by: Darren Baker [ ]
Bronco Models has followed up on a model they released 2 or 3 years ago of the Versuchsflakwagon Fur 8.8cm Flak 41 Auf Sonderfahegestall (Pz.Sfl.IVc) with the 88mm Flak 37 version. It is my understanding that there were three versions of the 88m Flak 41 armed vehicle built, but due to the Flak 41 proving to be problematic, one of the vehicles had its gun replaced with an 88mm Flak 37. It was the vehicle that was armed with the Flak 37 that saw combat in Italy with Abt (Sf) 304 as part of the 26th Panzer Division. The name of this weapons system is a mouthful if you donít speak German and so it is helpful that this vehicle was referred to as the Grille 10.
This assembly will take some time to complete, just look at the sprue count in the list below and thatís before you get to the huge number of parts. All of these sprues are supplied in a large number of plastic bags which are then packed inside one of Bronco Models large cardboard trays with a separate card lid. The huge number of sprues makes it difficult to get everything back in the box, you have been warned. The contents break down as follows;
37 light grey sprues
34 brown sprues
3 clear sprue
1 decal sheet
A length of string
1 photo etched fret
Track assembly jig
A correction sheet
A box top artwork
This model is a mix of Dragon models 88mm Flak 37 and Bronco Models Grille 10 hull, so do not expect this model to be a weekend build as it will take time to complete. The model parts from both Dragon Models and Bronco Models are of the usual high standard being free of flash and any moulding faults that I was able to detect. The gates between the sprues and the moulded parts are small and so should not present any issues during parts removal, but you will need to deal with quite a few moulding nipples that are present attached to the parts. Bronco Models has of course tackled this with their zeal for very small detailed parts and while this will likely upset some it will please those who love all of the added detail, the kind of detail only a modeller could love due to the headaches of attaching them all.
The suspension and tracks of the model are workable. The tracks are supplied as individual links with separate pins that need to be glued in place, if care is taken with the glue these will remain workable. It should be noted that the pins are designated for the left and right sides of the tracks. The suspension has been tackled just as the real torsion bar suspension worked on the real vehicles and so the combination of these two aspects allows the modeller to accurately display the model on an uneven surface and look natural if so desired. The wheels are nicely detailed and so everything in this area will look good.

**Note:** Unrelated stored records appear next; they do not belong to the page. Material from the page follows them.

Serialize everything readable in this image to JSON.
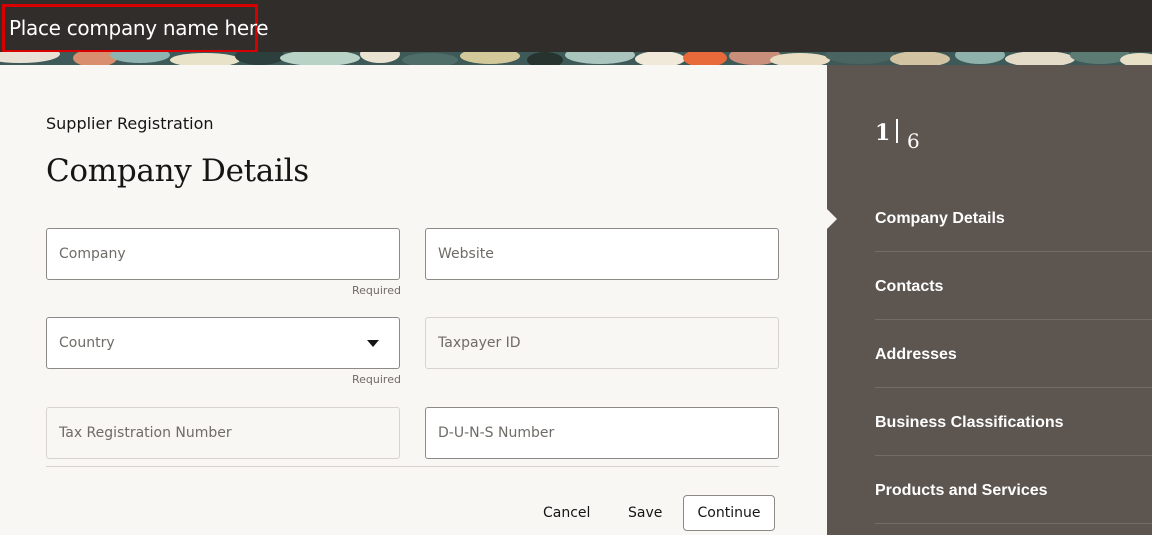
{
  "header": {
    "company_name": "Place company name here"
  },
  "form": {
    "eyebrow": "Supplier Registration",
    "title": "Company Details",
    "fields": {
      "company": {
        "placeholder": "Company",
        "note": "Required"
      },
      "website": {
        "placeholder": "Website"
      },
      "country": {
        "placeholder": "Country",
        "note": "Required"
      },
      "taxpayer_id": {
        "placeholder": "Taxpayer ID"
      },
      "tax_registration_number": {
        "placeholder": "Tax Registration Number"
      },
      "duns_number": {
        "placeholder": "D-U-N-S Number"
      }
    },
    "actions": {
      "cancel": "Cancel",
      "save": "Save",
      "continue": "Continue"
    }
  },
  "steps": {
    "current": "1",
    "total": "6",
    "items": [
      {
        "label": "Company Details"
      },
      {
        "label": "Contacts"
      },
      {
        "label": "Addresses"
      },
      {
        "label": "Business Classifications"
      },
      {
        "label": "Products and Services"
      }
    ]
  },
  "colors": {
    "topbar": "#312d2a",
    "highlight_border": "#d60000",
    "side_panel": "#5c5550",
    "page_background": "#f9f7f4"
  }
}
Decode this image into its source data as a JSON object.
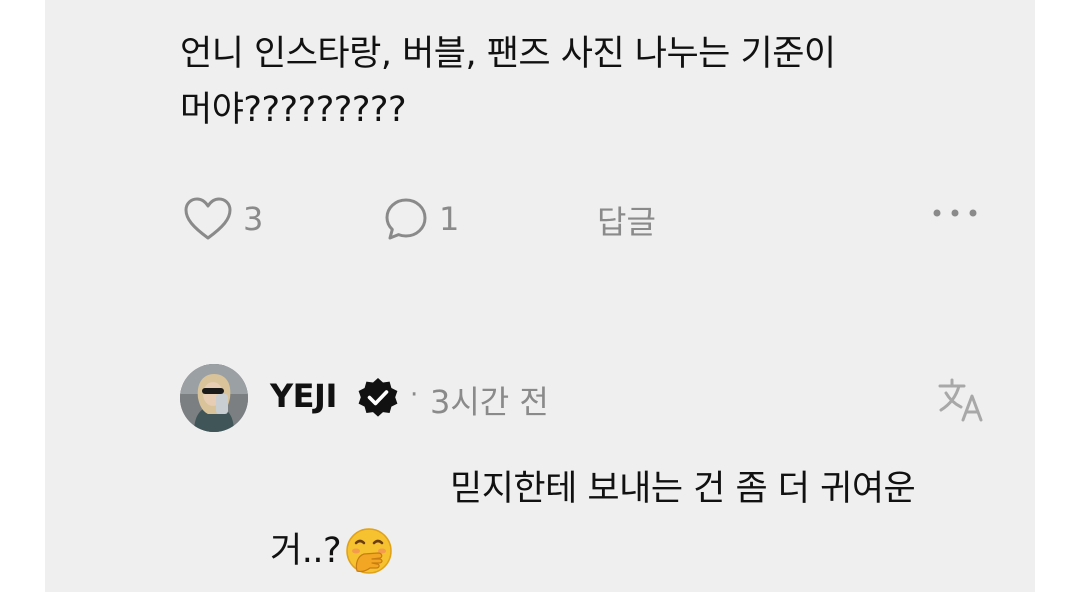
{
  "comment": {
    "line1": "언니 인스타랑, 버블, 팬즈 사진 나누는 기준이",
    "line2": "머야?????????",
    "likes": "3",
    "replies": "1",
    "reply_label": "답글"
  },
  "reply": {
    "username": "YEJI",
    "separator": "·",
    "time": "3시간 전",
    "text_line1": "믿지한테 보내는 건 좀 더 귀여운",
    "text_line2": "거..?"
  },
  "icons": {
    "like": "heart-icon",
    "comment": "speech-bubble-icon",
    "more": "more-horizontal-icon",
    "verified": "verified-badge-icon",
    "translate": "translate-icon",
    "emoji": "face-with-hand-over-mouth-emoji"
  },
  "colors": {
    "card_bg": "#efefef",
    "text_primary": "#111111",
    "text_secondary": "#8a8a8a",
    "emoji_yellow": "#f6c230"
  }
}
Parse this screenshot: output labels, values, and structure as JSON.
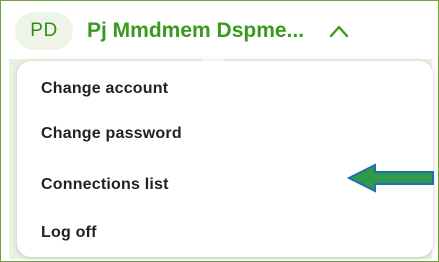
{
  "header": {
    "avatar_initials": "PD",
    "username": "Pj Mmdmem Dspme...",
    "chevron_icon": "chevron-up-icon"
  },
  "menu": {
    "items": [
      {
        "label": "Change account"
      },
      {
        "label": "Change password"
      },
      {
        "label": "Connections list"
      },
      {
        "label": "Log off"
      }
    ]
  },
  "annotation": {
    "arrow_icon": "left-arrow-icon",
    "arrow_color": "#2f9a4a"
  },
  "colors": {
    "brand_green": "#3a9a1f",
    "border_green": "#6fa33a"
  }
}
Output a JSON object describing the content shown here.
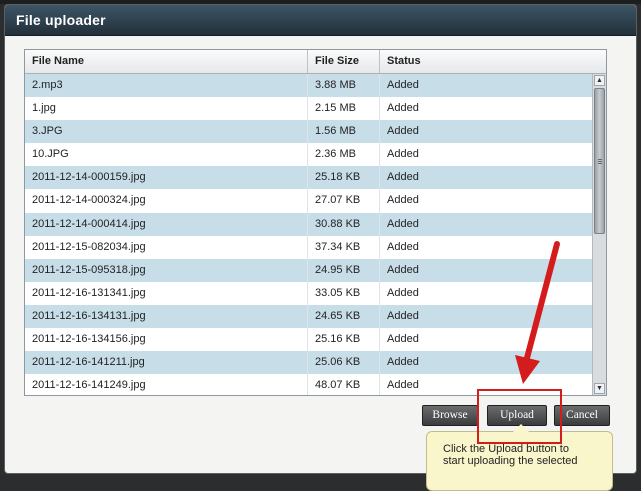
{
  "window": {
    "title": "File uploader"
  },
  "grid": {
    "columns": [
      "File Name",
      "File Size",
      "Status"
    ],
    "rows": [
      {
        "name": "2.mp3",
        "size": "3.88 MB",
        "status": "Added"
      },
      {
        "name": "1.jpg",
        "size": "2.15 MB",
        "status": "Added"
      },
      {
        "name": "3.JPG",
        "size": "1.56 MB",
        "status": "Added"
      },
      {
        "name": "10.JPG",
        "size": "2.36 MB",
        "status": "Added"
      },
      {
        "name": "2011-12-14-000159.jpg",
        "size": "25.18 KB",
        "status": "Added"
      },
      {
        "name": "2011-12-14-000324.jpg",
        "size": "27.07 KB",
        "status": "Added"
      },
      {
        "name": "2011-12-14-000414.jpg",
        "size": "30.88 KB",
        "status": "Added"
      },
      {
        "name": "2011-12-15-082034.jpg",
        "size": "37.34 KB",
        "status": "Added"
      },
      {
        "name": "2011-12-15-095318.jpg",
        "size": "24.95 KB",
        "status": "Added"
      },
      {
        "name": "2011-12-16-131341.jpg",
        "size": "33.05 KB",
        "status": "Added"
      },
      {
        "name": "2011-12-16-134131.jpg",
        "size": "24.65 KB",
        "status": "Added"
      },
      {
        "name": "2011-12-16-134156.jpg",
        "size": "25.16 KB",
        "status": "Added"
      },
      {
        "name": "2011-12-16-141211.jpg",
        "size": "25.06 KB",
        "status": "Added"
      },
      {
        "name": "2011-12-16-141249.jpg",
        "size": "48.07 KB",
        "status": "Added"
      }
    ]
  },
  "buttons": {
    "browse": "Browse",
    "upload": "Upload",
    "cancel": "Cancel"
  },
  "tooltip": {
    "line1": "Click the Upload button to",
    "line2": "start uploading the selected"
  },
  "icons": {
    "scroll_up": "scroll-up-arrow-icon",
    "scroll_down": "scroll-down-arrow-icon"
  },
  "colors": {
    "annotation": "#d41c1c",
    "row_alt": "#c7dde8",
    "titlebar": "#2f4150"
  }
}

The hull has a host of nice touches present, not least of which is the crewís personal weapons, backpacks and helmets. Photo etched grills have been supplied for the engine deck, as you would expect, plus of course these are just the largest parts of the photo etched sprue. The main difference between the original kit release and the previous model as regards the Bronco Models element is the pedestal mount for the 88mm, I can only assume that this was changed at the same time as the main gun and pedestal; I am impressed that Bronco Models managed to find out that this had been altered in this version, as I found it hard to find pictorial reference generally let alone specific areas.
The 88mm Flak 37 is completely Dragon models and is very nearly the complete kit from memory. Anyone who has built one of Dragon models 88mm gun kits will know what a well detailed model this is and is an excellent collaboration between the two companies. The only negative I can think of in regards to the 88mm portion of this model is that the turned metal barrel from the original model is not included with this release.

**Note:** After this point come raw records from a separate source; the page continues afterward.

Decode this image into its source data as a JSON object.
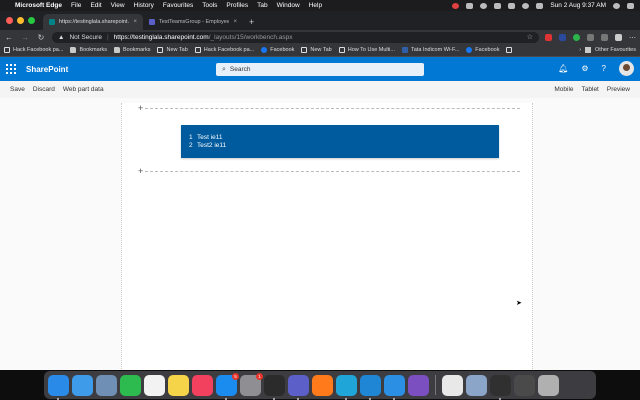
{
  "menubar": {
    "app_name": "Microsoft Edge",
    "menus": [
      "File",
      "Edit",
      "View",
      "History",
      "Favourites",
      "Tools",
      "Profiles",
      "Tab",
      "Window",
      "Help"
    ],
    "clock": "Sun 2 Aug  9:37 AM"
  },
  "tabs": [
    {
      "label": "https://testinglala.sharepoint.c",
      "active": true
    },
    {
      "label": "TestTeamsGroup - Employee",
      "active": false
    }
  ],
  "address": {
    "security": "Not Secure",
    "host": "https://testinglala.sharepoint.com",
    "path": "/_layouts/15/workbench.aspx"
  },
  "bookmarks": [
    {
      "label": "Hack Facebook pa...",
      "icon": "doc"
    },
    {
      "label": "Bookmarks",
      "icon": "folder"
    },
    {
      "label": "Bookmarks",
      "icon": "folder"
    },
    {
      "label": "New Tab",
      "icon": "doc"
    },
    {
      "label": "Hack Facebook pa...",
      "icon": "doc"
    },
    {
      "label": "Facebook",
      "icon": "fb"
    },
    {
      "label": "New Tab",
      "icon": "doc"
    },
    {
      "label": "How To Use Multi...",
      "icon": "doc"
    },
    {
      "label": "Tata Indicom Wi-F...",
      "icon": "tata"
    },
    {
      "label": "Facebook",
      "icon": "fb"
    }
  ],
  "bookmarks_other": "Other Favourites",
  "suitebar": {
    "title": "SharePoint",
    "search_placeholder": "Search"
  },
  "cmdbar": {
    "left": [
      "Save",
      "Discard",
      "Web part data"
    ],
    "right": [
      "Mobile",
      "Tablet",
      "Preview"
    ]
  },
  "webpart": {
    "items": [
      {
        "num": "1",
        "text": "Test ie11"
      },
      {
        "num": "2",
        "text": "Test2 ie11"
      }
    ]
  },
  "dock": {
    "apps": [
      {
        "name": "finder",
        "color": "#2a8ae8"
      },
      {
        "name": "safari",
        "color": "#3d9be9"
      },
      {
        "name": "preview",
        "color": "#6f8fb5"
      },
      {
        "name": "facetime",
        "color": "#2dbb4f"
      },
      {
        "name": "calendar",
        "color": "#f2f2f2"
      },
      {
        "name": "notes",
        "color": "#f6d44a"
      },
      {
        "name": "music",
        "color": "#f2415e"
      },
      {
        "name": "app-store",
        "color": "#1a8cf0",
        "badge": "5"
      },
      {
        "name": "system-preferences",
        "color": "#8e8e93",
        "badge": "1"
      },
      {
        "name": "terminal",
        "color": "#2b2b2b"
      },
      {
        "name": "teams",
        "color": "#5b5fc7"
      },
      {
        "name": "firefox",
        "color": "#ff7a1a"
      },
      {
        "name": "edge",
        "color": "#1fa5d8"
      },
      {
        "name": "vscode",
        "color": "#1f86d6"
      },
      {
        "name": "azure-storage",
        "color": "#2b8fe3"
      },
      {
        "name": "visual-studio",
        "color": "#7b4fbf"
      }
    ],
    "right_apps": [
      {
        "name": "textedit",
        "color": "#e8e8e8"
      },
      {
        "name": "photo",
        "color": "#8aa5c8"
      },
      {
        "name": "obs",
        "color": "#303030"
      },
      {
        "name": "folder-stack",
        "color": "#4a4a4a"
      },
      {
        "name": "trash",
        "color": "#b0b0b0"
      }
    ]
  }
}
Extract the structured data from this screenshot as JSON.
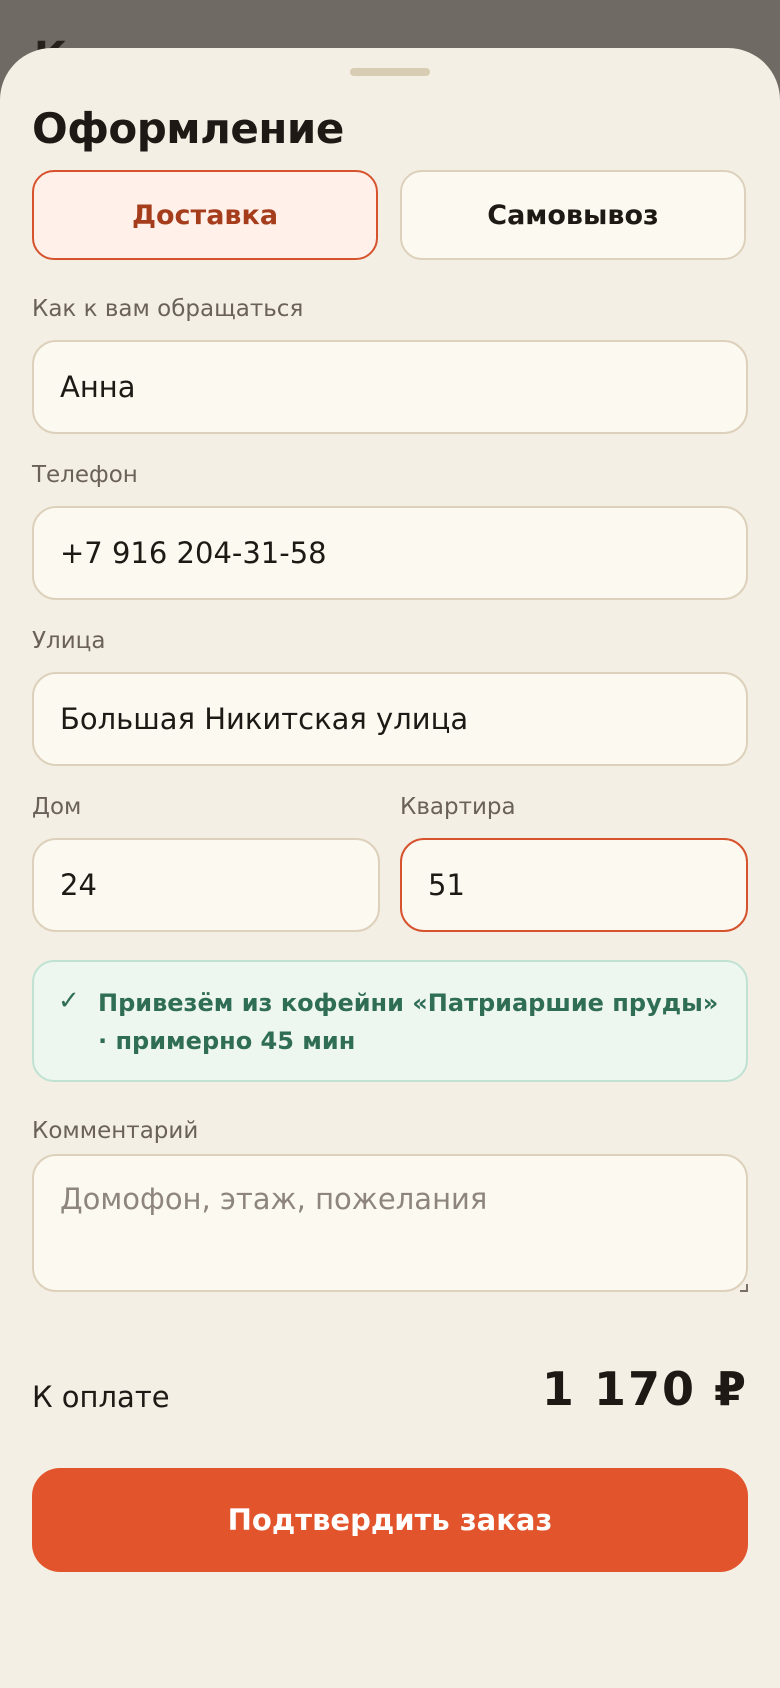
{
  "backdrop": {
    "peek_text": "К"
  },
  "sheet": {
    "title": "Оформление",
    "tabs": [
      {
        "label": "Доставка",
        "active": true
      },
      {
        "label": "Самовывоз",
        "active": false
      }
    ]
  },
  "form": {
    "name": {
      "label": "Как к вам обращаться",
      "value": "Анна"
    },
    "phone": {
      "label": "Телефон",
      "value": "+7 916 204-31-58"
    },
    "street": {
      "label": "Улица",
      "value": "Большая Никитская улица"
    },
    "house": {
      "label": "Дом",
      "value": "24"
    },
    "apartment": {
      "label": "Квартира",
      "value": "51"
    },
    "comment": {
      "label": "Комментарий",
      "value": "",
      "placeholder": "Домофон, этаж, пожелания"
    }
  },
  "notice": {
    "icon": "✓",
    "text": "Привезём из кофейни «Патриаршие пруды» · примерно 45 мин"
  },
  "summary": {
    "total_label": "К оплате",
    "total_value": "1 170 ₽"
  },
  "actions": {
    "confirm_label": "Подтвердить заказ"
  },
  "colors": {
    "accent": "#e2542b",
    "accent_dark": "#a53d1c",
    "sheet_bg": "#f4efe4",
    "field_bg": "#fcf9f1",
    "success": "#2f6e55",
    "backdrop": "#6f6a63"
  }
}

Bronco Models has been clever with the finishing options for this model as there are three to choose from. They have supplied details for the vehicle as it is expected to have looked after being sent to Italy and attached to the 26th Panzer Division, To make clear they have said in their own way that this is best guess. They have also supplied a three colour camouflage scheme finish, it is indicated that the pattern depicted is the planned standard pattern. Lastly you have the single colour option with no markings, a finish we know to be accurate from the few photographs available. The model can be finished either in travelling mode or in action; if you decide to finish the model in travelling mode I would suggest looking in getting MiniArtís German artillery crew riders and for in action I would look out for a set of Dragon models artillery crew; both of these options will finish the model off a treat I think.

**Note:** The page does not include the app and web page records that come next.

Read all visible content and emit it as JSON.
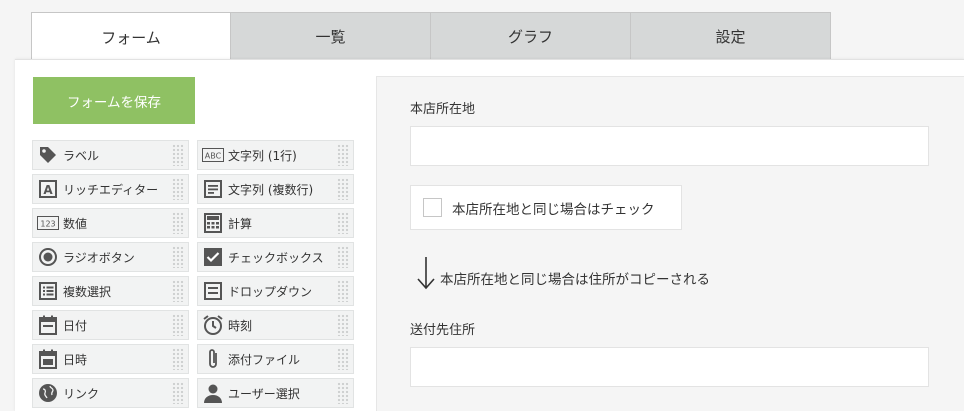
{
  "tabs": [
    {
      "label": "フォーム",
      "active": true
    },
    {
      "label": "一覧",
      "active": false
    },
    {
      "label": "グラフ",
      "active": false
    },
    {
      "label": "設定",
      "active": false
    }
  ],
  "save_button": "フォームを保存",
  "palette": [
    {
      "label": "ラベル",
      "icon": "tag-icon"
    },
    {
      "label": "文字列 (1行)",
      "icon": "abc-text-icon"
    },
    {
      "label": "リッチエディター",
      "icon": "rich-editor-icon"
    },
    {
      "label": "文字列 (複数行)",
      "icon": "multiline-text-icon"
    },
    {
      "label": "数値",
      "icon": "number-icon"
    },
    {
      "label": "計算",
      "icon": "calculator-icon"
    },
    {
      "label": "ラジオボタン",
      "icon": "radio-icon"
    },
    {
      "label": "チェックボックス",
      "icon": "checkbox-icon"
    },
    {
      "label": "複数選択",
      "icon": "multi-select-icon"
    },
    {
      "label": "ドロップダウン",
      "icon": "dropdown-icon"
    },
    {
      "label": "日付",
      "icon": "date-icon"
    },
    {
      "label": "時刻",
      "icon": "clock-icon"
    },
    {
      "label": "日時",
      "icon": "datetime-icon"
    },
    {
      "label": "添付ファイル",
      "icon": "paperclip-icon"
    },
    {
      "label": "リンク",
      "icon": "globe-icon"
    },
    {
      "label": "ユーザー選択",
      "icon": "user-icon"
    }
  ],
  "form": {
    "field1_label": "本店所在地",
    "field1_value": "",
    "checkbox_label": "本店所在地と同じ場合はチェック",
    "checkbox_checked": false,
    "note": "本店所在地と同じ場合は住所がコピーされる",
    "field2_label": "送付先住所",
    "field2_value": ""
  },
  "colors": {
    "save_button": "#8fc163",
    "tab_inactive": "#d6d8d8",
    "icon": "#555555"
  }
}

This release from Bronco Models is a very nice offering, especially so as it depicts the one vehicle that is believed to have seen combat in Italy. I also like that they have gone to the trouble of providing the finishing option that we know is accurate, plus finishes that are believed to be how it looked in Italy and the three colour finish of production vehicles if production continued. There is a good mix of photo etch and plastic that should please the most discerning modeller.